Mill Hill freelance writer, journalist and playwright Jemma Wayne felt a deep connection to the genocide through her Jewish roots and links to the Holocaust, and attended a fund-raising talk held by Rwandan Genocide survival support charity, Survivors Fund (SURF), to learn more.

“I was struck most by the overwhelming sense of betrayal and disbelief which still lingered,“ she says. “In a community that had once been so integrated, neighbour betrayed neighbour and friend betrayed friend. That was the beginning for me, this notion of betrayal and it was there I started thinking about other forms of betrayal.

“I always hear the echo that the world promised never again, yet you see it happening again and again.“

The passion she expressly felt for the genocide and its survivors resulted in her first novel, After Before.

The book follows the lives of three women in London who are each struggling with their own sense of betrayal despite having completely different pasts.

Emily is a survivor of the Rwandan genocide; Lynn a terminally ill woman in her 60s who is made to take stock and reflect on her life and how her sacrifices have shaped her life; and Vera is a newly engaged young woman struggling to reconcile and come to terms with her own troubled past.

As the three protagonists’ lives interject, they are each forced to face their dark pasts and battle their demons in order to move on with their lives.

Ultimately the novel is an exploration of identity and modern womanhood, and carrying the shadows of the pasts with you.

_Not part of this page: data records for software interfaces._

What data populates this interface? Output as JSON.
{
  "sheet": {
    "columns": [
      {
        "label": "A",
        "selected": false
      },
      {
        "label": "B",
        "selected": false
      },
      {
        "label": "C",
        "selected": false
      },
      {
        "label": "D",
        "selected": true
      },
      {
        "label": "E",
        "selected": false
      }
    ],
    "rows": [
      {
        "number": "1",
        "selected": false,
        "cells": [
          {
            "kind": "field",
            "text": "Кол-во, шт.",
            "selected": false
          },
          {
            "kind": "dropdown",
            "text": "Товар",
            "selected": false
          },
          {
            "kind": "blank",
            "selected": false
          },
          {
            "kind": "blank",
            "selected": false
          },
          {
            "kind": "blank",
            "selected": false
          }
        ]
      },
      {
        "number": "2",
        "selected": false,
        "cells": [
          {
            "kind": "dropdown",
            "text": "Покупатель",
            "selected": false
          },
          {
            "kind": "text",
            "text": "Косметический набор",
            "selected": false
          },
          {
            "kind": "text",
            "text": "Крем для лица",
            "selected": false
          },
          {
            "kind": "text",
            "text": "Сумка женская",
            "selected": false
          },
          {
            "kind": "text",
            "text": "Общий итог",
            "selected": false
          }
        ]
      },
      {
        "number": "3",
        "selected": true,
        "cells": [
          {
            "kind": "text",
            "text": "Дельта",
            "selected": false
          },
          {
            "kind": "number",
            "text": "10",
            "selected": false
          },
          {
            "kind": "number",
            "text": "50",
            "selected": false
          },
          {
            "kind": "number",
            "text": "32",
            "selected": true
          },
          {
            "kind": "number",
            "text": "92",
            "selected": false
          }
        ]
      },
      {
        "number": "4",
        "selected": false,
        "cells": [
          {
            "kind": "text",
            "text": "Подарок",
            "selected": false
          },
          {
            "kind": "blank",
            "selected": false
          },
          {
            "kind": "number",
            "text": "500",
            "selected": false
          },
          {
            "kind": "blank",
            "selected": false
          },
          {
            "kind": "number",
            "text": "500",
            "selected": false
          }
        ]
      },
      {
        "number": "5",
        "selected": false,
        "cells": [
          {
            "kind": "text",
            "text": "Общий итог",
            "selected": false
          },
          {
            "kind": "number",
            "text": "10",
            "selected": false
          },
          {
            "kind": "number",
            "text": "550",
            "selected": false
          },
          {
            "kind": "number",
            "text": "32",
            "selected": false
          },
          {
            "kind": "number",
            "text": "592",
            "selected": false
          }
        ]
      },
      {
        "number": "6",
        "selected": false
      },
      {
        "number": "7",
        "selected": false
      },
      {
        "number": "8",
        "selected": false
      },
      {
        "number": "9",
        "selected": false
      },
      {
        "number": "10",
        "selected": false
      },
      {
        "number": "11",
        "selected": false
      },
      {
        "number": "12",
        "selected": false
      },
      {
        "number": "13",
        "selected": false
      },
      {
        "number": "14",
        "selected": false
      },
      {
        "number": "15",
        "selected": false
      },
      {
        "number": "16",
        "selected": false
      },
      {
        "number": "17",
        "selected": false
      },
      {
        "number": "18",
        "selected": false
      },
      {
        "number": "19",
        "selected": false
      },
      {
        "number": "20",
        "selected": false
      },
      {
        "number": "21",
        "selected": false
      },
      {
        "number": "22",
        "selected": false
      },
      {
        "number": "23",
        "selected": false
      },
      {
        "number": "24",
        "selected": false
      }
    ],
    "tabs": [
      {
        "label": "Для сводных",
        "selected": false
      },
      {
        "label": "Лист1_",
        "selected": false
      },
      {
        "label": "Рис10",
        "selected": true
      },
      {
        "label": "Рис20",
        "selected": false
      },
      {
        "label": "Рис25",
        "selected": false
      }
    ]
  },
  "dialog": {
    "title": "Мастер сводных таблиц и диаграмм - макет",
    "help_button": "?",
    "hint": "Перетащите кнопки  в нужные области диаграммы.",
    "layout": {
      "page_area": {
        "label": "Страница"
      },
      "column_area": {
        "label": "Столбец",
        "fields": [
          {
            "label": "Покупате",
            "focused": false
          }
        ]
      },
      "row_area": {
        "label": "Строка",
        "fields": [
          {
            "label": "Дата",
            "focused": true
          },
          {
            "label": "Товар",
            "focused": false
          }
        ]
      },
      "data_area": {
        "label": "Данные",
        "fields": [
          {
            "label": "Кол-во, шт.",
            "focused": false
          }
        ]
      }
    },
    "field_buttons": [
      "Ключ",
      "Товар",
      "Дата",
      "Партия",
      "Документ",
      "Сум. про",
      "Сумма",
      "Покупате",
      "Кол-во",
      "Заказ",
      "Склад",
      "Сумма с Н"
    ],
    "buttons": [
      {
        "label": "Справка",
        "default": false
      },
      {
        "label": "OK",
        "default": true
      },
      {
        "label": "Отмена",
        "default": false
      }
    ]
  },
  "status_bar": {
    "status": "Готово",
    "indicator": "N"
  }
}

In the novel, the characters attempt to reconcile their own demons with or without their faith, and Jemma wanted to capture each of the characters at a point of crisis in their lives.

“I think a lot of people either turn towards or away from religion,“ she says, “and I wanted that aspect reflected in the characters.“ Jemma, whose first play Negative Space was staged at Hampstead’s New End Theatre, compiled her research from the testimoniess of Rwandan survivors, papers from the United Nations War Crimes tribunal and historical books. These methods allowed her to gain a true feel for the harrowing events of that time.

Through intertwining the stories of modern women and their own battles with betrayal, the result is a story which Jemma hopes many women will find resonates in some way with their own everyday lives.

“As a writer, ultimately you want to touch and speak to all of your readers, and I hope this story does,“ she says.

  • After Before is available now from Legend Press. Details: